▶ _EXERCISE GOAL_
Word for word, copy out the data below, omitting pictures.

▶ _EXCERPTED DATA_
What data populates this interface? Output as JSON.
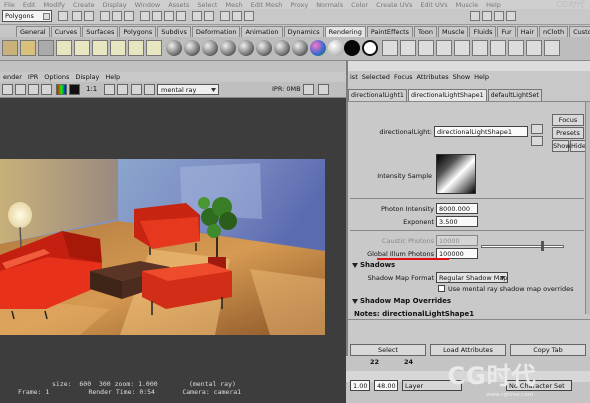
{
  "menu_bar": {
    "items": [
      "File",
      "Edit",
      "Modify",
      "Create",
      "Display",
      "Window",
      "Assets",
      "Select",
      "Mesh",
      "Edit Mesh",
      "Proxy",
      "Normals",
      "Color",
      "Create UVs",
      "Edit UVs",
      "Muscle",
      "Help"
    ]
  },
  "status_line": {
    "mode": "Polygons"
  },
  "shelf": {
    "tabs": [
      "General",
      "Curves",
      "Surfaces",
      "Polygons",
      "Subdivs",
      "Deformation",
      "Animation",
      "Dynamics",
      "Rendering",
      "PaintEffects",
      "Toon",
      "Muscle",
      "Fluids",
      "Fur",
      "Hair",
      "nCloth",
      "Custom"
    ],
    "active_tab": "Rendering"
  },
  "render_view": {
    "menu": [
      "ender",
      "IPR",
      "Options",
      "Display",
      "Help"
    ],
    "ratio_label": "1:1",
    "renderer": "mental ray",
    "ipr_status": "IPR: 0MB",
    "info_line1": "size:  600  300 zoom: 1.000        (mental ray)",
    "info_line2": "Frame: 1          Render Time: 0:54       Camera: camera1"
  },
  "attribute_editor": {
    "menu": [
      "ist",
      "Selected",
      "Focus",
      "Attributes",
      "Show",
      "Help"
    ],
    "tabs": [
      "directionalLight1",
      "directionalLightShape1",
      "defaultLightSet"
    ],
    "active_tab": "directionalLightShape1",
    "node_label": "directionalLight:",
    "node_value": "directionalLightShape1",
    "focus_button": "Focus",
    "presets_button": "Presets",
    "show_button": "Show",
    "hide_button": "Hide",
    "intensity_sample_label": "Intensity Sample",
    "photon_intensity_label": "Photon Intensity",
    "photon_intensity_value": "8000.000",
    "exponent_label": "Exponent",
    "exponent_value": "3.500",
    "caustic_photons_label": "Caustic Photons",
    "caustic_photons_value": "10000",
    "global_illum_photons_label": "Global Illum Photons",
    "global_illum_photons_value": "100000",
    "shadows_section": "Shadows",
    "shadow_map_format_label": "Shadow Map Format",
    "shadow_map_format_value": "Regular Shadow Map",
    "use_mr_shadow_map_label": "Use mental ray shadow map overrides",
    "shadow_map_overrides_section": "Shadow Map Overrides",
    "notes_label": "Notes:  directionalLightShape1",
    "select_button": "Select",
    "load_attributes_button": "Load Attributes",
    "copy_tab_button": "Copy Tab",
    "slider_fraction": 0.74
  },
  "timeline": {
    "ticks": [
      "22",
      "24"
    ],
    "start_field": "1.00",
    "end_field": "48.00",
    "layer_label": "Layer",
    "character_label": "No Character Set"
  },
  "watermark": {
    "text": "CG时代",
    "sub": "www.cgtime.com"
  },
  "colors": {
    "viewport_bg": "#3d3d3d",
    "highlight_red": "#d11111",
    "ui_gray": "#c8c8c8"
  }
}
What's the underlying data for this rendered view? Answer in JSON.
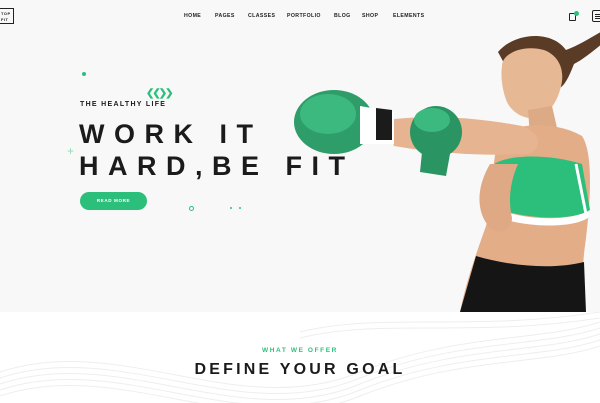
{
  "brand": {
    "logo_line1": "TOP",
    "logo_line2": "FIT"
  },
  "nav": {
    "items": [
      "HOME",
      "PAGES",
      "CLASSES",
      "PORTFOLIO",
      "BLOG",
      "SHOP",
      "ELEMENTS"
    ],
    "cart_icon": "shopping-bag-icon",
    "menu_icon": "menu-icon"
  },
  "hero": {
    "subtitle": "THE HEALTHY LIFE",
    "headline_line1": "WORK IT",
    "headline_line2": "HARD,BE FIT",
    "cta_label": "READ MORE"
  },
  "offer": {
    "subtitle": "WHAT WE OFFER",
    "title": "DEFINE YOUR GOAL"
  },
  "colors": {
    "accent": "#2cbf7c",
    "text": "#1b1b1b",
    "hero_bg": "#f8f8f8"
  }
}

▶ _RESPONSE TO THE EXERCISE_
What data populates this interface? Output as JSON.
{
  "menu_bar": {
    "items": [
      "File",
      "Edit",
      "Modify",
      "Create",
      "Display",
      "Window",
      "Assets",
      "Select",
      "Mesh",
      "Edit Mesh",
      "Proxy",
      "Normals",
      "Color",
      "Create UVs",
      "Edit UVs",
      "Muscle",
      "Help"
    ]
  },
  "status_line": {
    "mode": "Polygons"
  },
  "shelf": {
    "tabs": [
      "General",
      "Curves",
      "Surfaces",
      "Polygons",
      "Subdivs",
      "Deformation",
      "Animation",
      "Dynamics",
      "Rendering",
      "PaintEffects",
      "Toon",
      "Muscle",
      "Fluids",
      "Fur",
      "Hair",
      "nCloth",
      "Custom"
    ],
    "active_tab": "Rendering"
  },
  "render_view": {
    "menu": [
      "ender",
      "IPR",
      "Options",
      "Display",
      "Help"
    ],
    "ratio_label": "1:1",
    "renderer": "mental ray",
    "ipr_status": "IPR: 0MB",
    "info_line1": "size:  600  300 zoom: 1.000        (mental ray)",
    "info_line2": "Frame: 1          Render Time: 0:54       Camera: camera1"
  },
  "attribute_editor": {
    "menu": [
      "ist",
      "Selected",
      "Focus",
      "Attributes",
      "Show",
      "Help"
    ],
    "tabs": [
      "directionalLight1",
      "directionalLightShape1",
      "defaultLightSet"
    ],
    "active_tab": "directionalLightShape1",
    "node_label": "directionalLight:",
    "node_value": "directionalLightShape1",
    "focus_button": "Focus",
    "presets_button": "Presets",
    "show_button": "Show",
    "hide_button": "Hide",
    "intensity_sample_label": "Intensity Sample",
    "photon_intensity_label": "Photon Intensity",
    "photon_intensity_value": "8000.000",
    "exponent_label": "Exponent",
    "exponent_value": "3.500",
    "caustic_photons_label": "Caustic Photons",
    "caustic_photons_value": "10000",
    "global_illum_photons_label": "Global Illum Photons",
    "global_illum_photons_value": "100000",
    "shadows_section": "Shadows",
    "shadow_map_format_label": "Shadow Map Format",
    "shadow_map_format_value": "Regular Shadow Map",
    "use_mr_shadow_map_label": "Use mental ray shadow map overrides",
    "shadow_map_overrides_section": "Shadow Map Overrides",
    "notes_label": "Notes:  directionalLightShape1",
    "select_button": "Select",
    "load_attributes_button": "Load Attributes",
    "copy_tab_button": "Copy Tab",
    "slider_fraction": 0.74
  },
  "timeline": {
    "ticks": [
      "22",
      "24"
    ],
    "start_field": "1.00",
    "end_field": "48.00",
    "layer_label": "Layer",
    "character_label": "No Character Set"
  },
  "watermark": {
    "text": "CG时代",
    "sub": "www.cgtime.com"
  },
  "colors": {
    "viewport_bg": "#3d3d3d",
    "highlight_red": "#d11111",
    "ui_gray": "#c8c8c8"
  }
}
What's the underlying data for this rendered view? Answer in JSON.
{
  "brand": {
    "logo_line1": "TOP",
    "logo_line2": "FIT"
  },
  "nav": {
    "items": [
      "HOME",
      "PAGES",
      "CLASSES",
      "PORTFOLIO",
      "BLOG",
      "SHOP",
      "ELEMENTS"
    ],
    "cart_icon": "shopping-bag-icon",
    "menu_icon": "menu-icon"
  },
  "hero": {
    "subtitle": "THE HEALTHY LIFE",
    "headline_line1": "WORK IT",
    "headline_line2": "HARD,BE FIT",
    "cta_label": "READ MORE"
  },
  "offer": {
    "subtitle": "WHAT WE OFFER",
    "title": "DEFINE YOUR GOAL"
  },
  "colors": {
    "accent": "#2cbf7c",
    "text": "#1b1b1b",
    "hero_bg": "#f8f8f8"
  }
}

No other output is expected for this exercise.